This is the second series with the eleventh Doctor, portrayed by Matt Smith, and it has some of the best episodes since the show started up again in 2005. Neil Gaiman even wrote an episode! (it’s fantastic, and in places you can hear Gaiman’s voice in the dialogue – not so much with the Doctor and his companions but with the rest of the cast) Admittedly, the series is not perfect, but it has a very captivating arc from the very first episode that permeates all thirteen episodes.
In short, how does The Doctor face a fixed point in time, his fixed point. From the first episode to the end the viewer continually asks themselves “How is he going to get out of this?”
The series arcs twice, too. This had to do with the way it aired on the BBC: it aired in two halves. It spirals towards an epic mid-season cliffhanger (and revelation, let me tell you), and then it heads back to the start. Yes, space and time isn’t fixed – wibbly, wobbly, timey-wimey (ok, so that was a 10th Doctor reference, but it still fits). The series is also very much about the Doctor and River; Amy and Rory (the Doctor’s current companions) are in more of a supportive role. Many series of Doctor Who deal with the Doctor and his relationship with his female companion, but this one is anomalous. Amy and Rory are important, and they’re by no means forgotten, but this series is about so much more than unspoken crushes.
The series is available on DVD and Blu-ray, the second of which I believe is a first for a Doctor Who series’ initial release. Exciting! Not only can the Doctor travel through time, but he can do it in high-definition.
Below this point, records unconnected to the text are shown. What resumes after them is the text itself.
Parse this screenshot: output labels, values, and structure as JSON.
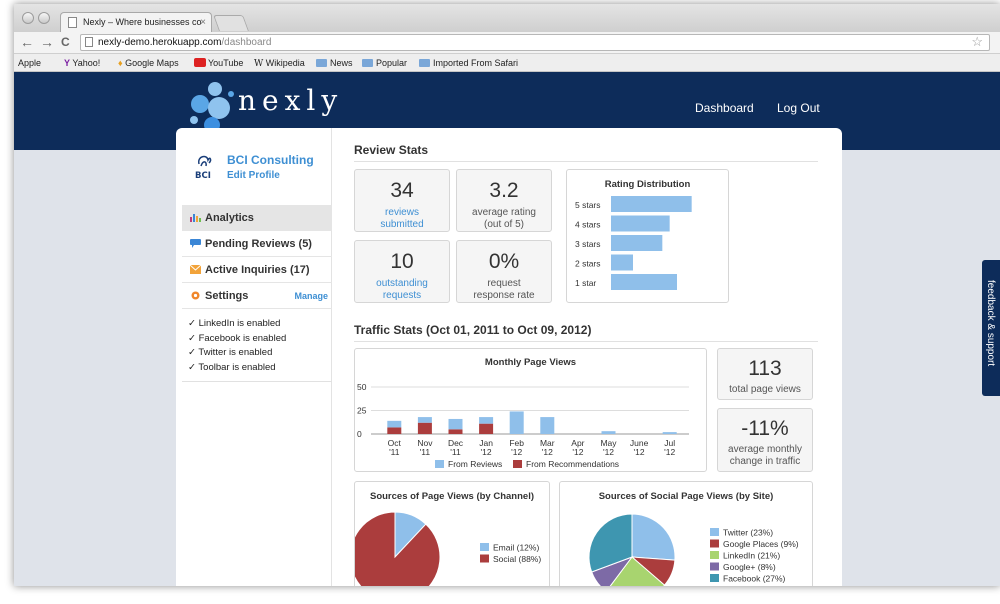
{
  "browser": {
    "tab_title": "Nexly – Where businesses co",
    "tab_close": "×",
    "nav_back": "←",
    "nav_forward": "→",
    "nav_reload": "C",
    "url_host": "nexly-demo.herokuapp.com",
    "url_path": "/dashboard",
    "bookmarks": [
      "Apple",
      "Yahoo!",
      "Google Maps",
      "YouTube",
      "Wikipedia",
      "News",
      "Popular",
      "Imported From Safari"
    ]
  },
  "header": {
    "logo_text": "nexly",
    "nav": [
      "Dashboard",
      "Log Out"
    ],
    "feedback_tab": "feedback & support"
  },
  "sidebar": {
    "company_name": "BCI Consulting",
    "edit_profile": "Edit Profile",
    "logo_text": "BCI",
    "menu": [
      {
        "label": "Analytics",
        "icon": "bar-chart-icon",
        "color": "#c03a7a"
      },
      {
        "label": "Pending Reviews (5)",
        "icon": "speech-bubble-icon",
        "color": "#3a86d6"
      },
      {
        "label": "Active Inquiries (17)",
        "icon": "envelope-icon",
        "color": "#f2a33a"
      },
      {
        "label": "Settings",
        "icon": "gear-icon",
        "color": "#f0862a"
      }
    ],
    "manage_link": "Manage",
    "integrations": [
      "✓ LinkedIn is enabled",
      "✓ Facebook is enabled",
      "✓ Twitter is enabled",
      "✓ Toolbar is enabled"
    ]
  },
  "review_stats": {
    "title": "Review Stats",
    "reviews_submitted": {
      "value": "34",
      "label1": "reviews",
      "label2": "submitted"
    },
    "average_rating": {
      "value": "3.2",
      "label1": "average rating",
      "label2": "(out of 5)"
    },
    "outstanding_requests": {
      "value": "10",
      "label1": "outstanding",
      "label2": "requests"
    },
    "response_rate": {
      "value": "0%",
      "label1": "request",
      "label2": "response rate"
    }
  },
  "traffic_stats": {
    "title": "Traffic Stats (Oct 01, 2011 to Oct 09, 2012)",
    "total_page_views": {
      "value": "113",
      "label": "total page views"
    },
    "avg_monthly_change": {
      "value": "-11%",
      "label1": "average monthly",
      "label2": "change in traffic"
    }
  },
  "colors": {
    "blue": "#8fbfea",
    "red": "#ab3d3d",
    "green": "#a8d46f",
    "purple": "#7d6aa6",
    "teal": "#3e96b0",
    "brand_navy": "#0d2c5a"
  },
  "chart_data": [
    {
      "type": "bar",
      "title": "Rating Distribution",
      "categories": [
        "5 stars",
        "4 stars",
        "3 stars",
        "2 stars",
        "1 star"
      ],
      "values": [
        11,
        8,
        7,
        3,
        9
      ],
      "orientation": "horizontal"
    },
    {
      "type": "bar",
      "title": "Monthly Page Views",
      "categories": [
        "Oct '11",
        "Nov '11",
        "Dec '11",
        "Jan '12",
        "Feb '12",
        "Mar '12",
        "Apr '12",
        "May '12",
        "June '12",
        "Jul '12"
      ],
      "tick_top": [
        "Oct",
        "Nov",
        "Dec",
        "Jan",
        "Feb",
        "Mar",
        "Apr",
        "May",
        "June",
        "Jul"
      ],
      "tick_bottom": [
        "'11",
        "'11",
        "'11",
        "'12",
        "'12",
        "'12",
        "'12",
        "'12",
        "'12",
        "'12"
      ],
      "stacked": true,
      "series": [
        {
          "name": "From Reviews",
          "values": [
            7,
            6,
            11,
            7,
            24,
            18,
            0,
            3,
            0,
            2
          ]
        },
        {
          "name": "From Recommendations",
          "values": [
            7,
            12,
            5,
            11,
            0,
            0,
            0,
            0,
            0,
            0
          ]
        }
      ],
      "ylim": [
        0,
        50
      ],
      "yticks": [
        0,
        25,
        50
      ],
      "legend": "bottom"
    },
    {
      "type": "pie",
      "title": "Sources of Page Views (by Channel)",
      "labels": [
        "Email (12%)",
        "Social (88%)"
      ],
      "values": [
        12,
        88
      ],
      "legend": "right"
    },
    {
      "type": "pie",
      "title": "Sources of Social Page Views (by Site)",
      "labels": [
        "Twitter (23%)",
        "Google Places (9%)",
        "LinkedIn (21%)",
        "Google+ (8%)",
        "Facebook (27%)"
      ],
      "values": [
        23,
        9,
        21,
        8,
        27
      ],
      "legend": "right"
    }
  ]
}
So why recommend a series of television as a gift for which you must have prior knowledge? Because I refuse to admit for an instant that our readers are devoid of Doctor Who fans. The thought is ridiculous.